Default initialization for vector-like containers
Ordered range insertion for associative containers (ordered_unique_range, ordered_range)
Constant-time range splice for (s)list

STL and most other containers value initialize new elements in common operations like vector::resize(size_type n) or explicit vector::vector(size_type n).

In some performance-sensitive environments, where vectors are used as a replacement for variable-size buffers for file or network operations, value initialization is a cost that is not negligible as elements are going to be overwritten by an external source shortly after new elements are added to the container.

Boost.Container offers two new members for vector, static_vector and stable_vector: explicit container::container(size_type n, default_init_t) and container::resize(size_type n, default_init_t), where new elements are constructed using default initialization.

When filling associative containers big performance gains can be achieved if the input range to be inserted is guaranteed by the user to be ordered according to the predicate. This can happen when inserting values from a set to a multiset or between different associative container families ([multi]set/map vs. flat_[multi]set/map).

Boost.Container has some overloads for constructors and insertions taking an ordered_unique_range_t or an ordered_range_t tag parameters as the first argument. When an ordered_unique_range_t overload is used, the user notifies the container that the input range is ordered according to the container predicate and has no duplicates. When an ordered_range_t overload is used, the user notifies the container that the input range is ordered according to the container predicate but it might have duplicates. With this information, the container can avoid multiple predicate calls and improve insertion times.
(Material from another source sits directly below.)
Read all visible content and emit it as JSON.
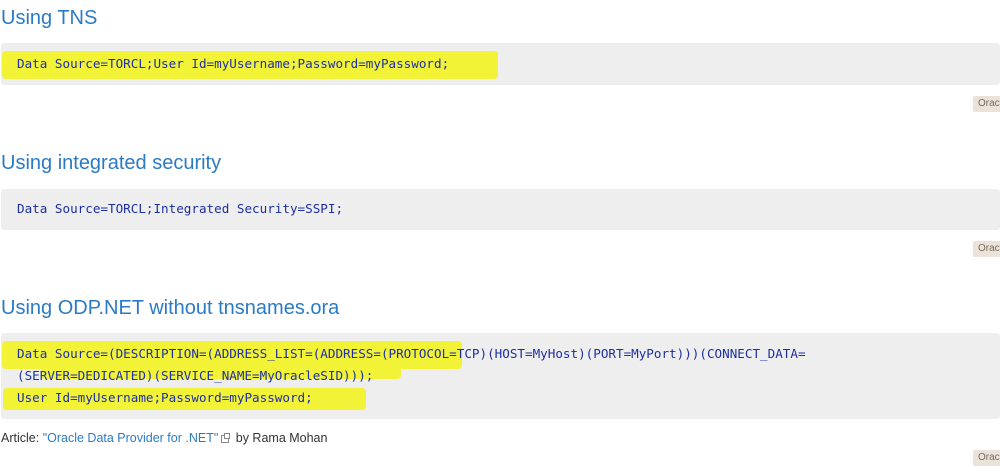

In the first C++ standard list::size() was not required to be constant-time, and that caused some controversy in the C++ community. Quoting Howard Hinnant's On List Size paper:

There is a considerable debate on whether std::list<T>::size() should be O(1) or O(N). The usual argument notes that it is a tradeoff with:

splice(iterator position, list& x, iterator first, iterator last);

If size() is O(1) and this != &x, then this method must perform a linear operation so that it can adjust the size member in each list

C++11 definitely required size() to be O(1), so range splice became O(N). However, Howard Hinnant's paper proposed a new splice overload so that even O(1) list:size() implementations could achieve O(1) range splice when the range size was known to the caller:

void splice(iterator position, list& x, iterator first, iterator last, size_type n);

Effects: Inserts elements in the range [first, last) before position and removes the elements from x.

Requires: [first, last) is a valid range in x. The result is undefined if position is an iterator in the range [first, last). Invalidates only the iterators and references to the spliced elements. n == distance(first, last).

Throws: Nothing.

Complexity: Constant time.

This new splice signature allows the client to pass the distance of the input range in. This information is often available at the call site. If it is passed in, then the operation is constant time, even with an O(1) size.

Boost.Container implements this overload for list and a modified version of it for slist (as slist::size() is also O(1)).